His stiffened and masked dad was still a kid who himself had never gotten his own blessing.

His distanced dad was but himself a question still reaching across the chasm of generations, desperate to find something under fingers to touch, to believe in —- and pass on.

Nothing wounds like the elusiveness of love. 

But it can happen and it can be your tender miracle:

There can be an unspoken bond with the one who has wounded you — because you know you both carry the same wounds. 

Hurt people, hurt people. 

You can’t deeply love your parents  — until you grieve the deep wounds of their life.

You can’t deeply love your parents  — until you grieve the deep wounds of their life.

My own Dad looked different to me when I saw him that spring, when I saw his worn hands slipped into his Levi jeans, the way time silvered at his temples and his eyes tried to say things I knew his words never could.

I felt it like a slow thrum around the tender places —- how there is nothing stopping me from being the voice that reaches across the chasm of generations, from mebeing the whisper of what he never heard from his own dad —-but he could hear now from his own child.

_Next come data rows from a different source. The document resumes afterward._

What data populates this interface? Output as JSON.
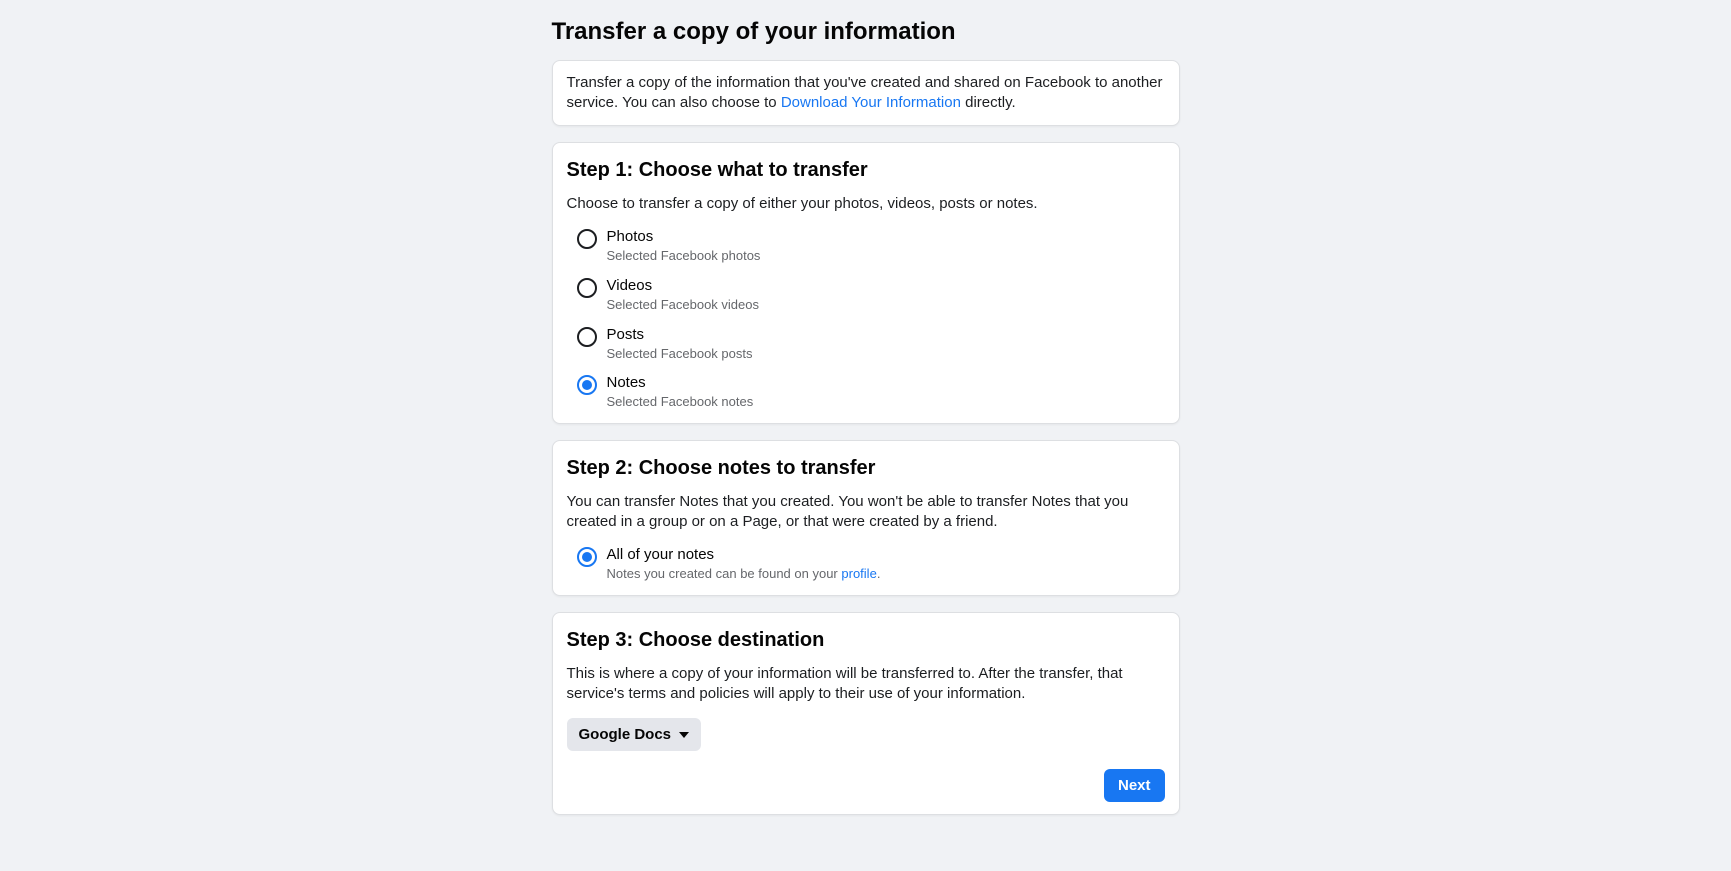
{
  "page": {
    "title": "Transfer a copy of your information"
  },
  "intro": {
    "text_before": "Transfer a copy of the information that you've created and shared on Facebook to another service. You can also choose to ",
    "link_label": "Download Your Information",
    "text_after": " directly."
  },
  "step1": {
    "title": "Step 1: Choose what to transfer",
    "description": "Choose to transfer a copy of either your photos, videos, posts or notes.",
    "selected_index": 3,
    "options": [
      {
        "label": "Photos",
        "sub": "Selected Facebook photos"
      },
      {
        "label": "Videos",
        "sub": "Selected Facebook videos"
      },
      {
        "label": "Posts",
        "sub": "Selected Facebook posts"
      },
      {
        "label": "Notes",
        "sub": "Selected Facebook notes"
      }
    ]
  },
  "step2": {
    "title": "Step 2: Choose notes to transfer",
    "description": "You can transfer Notes that you created. You won't be able to transfer Notes that you created in a group or on a Page, or that were created by a friend.",
    "selected_index": 0,
    "options": [
      {
        "label": "All of your notes",
        "sub_before": "Notes you created can be found on your ",
        "link_label": "profile",
        "sub_after": "."
      }
    ]
  },
  "step3": {
    "title": "Step 3: Choose destination",
    "description": "This is where a copy of your information will be transferred to. After the transfer, that service's terms and policies will apply to their use of your information.",
    "selected_destination": "Google Docs",
    "next_button_label": "Next"
  }
}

I could be the one to say the words he’s always longed to hear: 

“I love you. And nothing you’ve ever done or ever failed to do will change how I forever love you. 

You’re mine and I’m not ashamed of you but I acclaim you for the battles you fought and won, for every struggle that counts as a win because you stayed in the game, you kept breathing and kept wrestling and kept getting up again.

You’ve never lost if you’ve learned. You’ve never failed if you’ve let your feet find the floor again come morning.

And if I’ve loved redemption and grace and mercy for the likes of me, how can I love anything less for the wounds of yours?

And if I’ve loved redemption and grace and mercy for the likes of me, how can I love anything less for the wounds of yours?

Love is patient and patience is a willingness to suffer — and simply, I choose to always love and suffer with you.”

And maybe there’s a way every kid can someday, maybe, get a little closer to the hope of saying that. 

Maybe… maybe there’s a hope that someday, maybe, every one of the wounded can move closer to the healing of that:

Because when you look in the mirror, there it is, in the sheen of the lit reflection, and you recognize it — a glimpse of your own father’s face.

And that face sees their own father’s face who sees their own father’s face— and the reflecting washes over you and on and on until there’s the beginning and there’s a glimpse of the face of God.

And you hear the words your longing is guaranteed to hear, your Esau Moment becoming an Emmanuel Moment, because you, your father, his father —- we all have a Father who is always with us, always blessing us:

You’re the child I imagined and dreamed about and chose before creation, whose name I etched into the palm of my hands with dying affection, 

You’re the one who I think about more than there are grains of sands on the seashorethe one I can’t stop singing love for.

You’re the one who gets what you want most, your Father to give you the greatest gift anyone can give someone: I believe in you — because I am in you so you can believe in Me.

You’re the one I made and will remake and will never forsake —

You are my child and I am Father and to love is to suffer, and I will suffer for you, and I will suffer with you, and I will carry you through till you suffer no more. 

Bear my name and nothing you’ve ever done or ever failed to do will change how I forever love you.”

You can sit with that. You can heal because of that.

And you can look in the mirror and no matter what you know of your father on earth —  you can know of your Father in heaven: A Father’s most important job is to know his own heart is secondary to that of His children’s.

A Father’s most important job is to know his own heart is secondary to that of His children’s.

And your Father in heavenbrokeHis heart for you on that Cross because His love for you is second to none.

And there you are —

You can exhale the relief of the awed grace of something you’ve longed for….

You have your Father and all you’ve ever really wanted —

the tenderest miracle of a redeeming Fatherhood at the core of the universe… at centre of all our seeking hearts.




Related: So God Made a Farmer — and a Mother
A Father’s Loveletter — for every one hurting this weekend.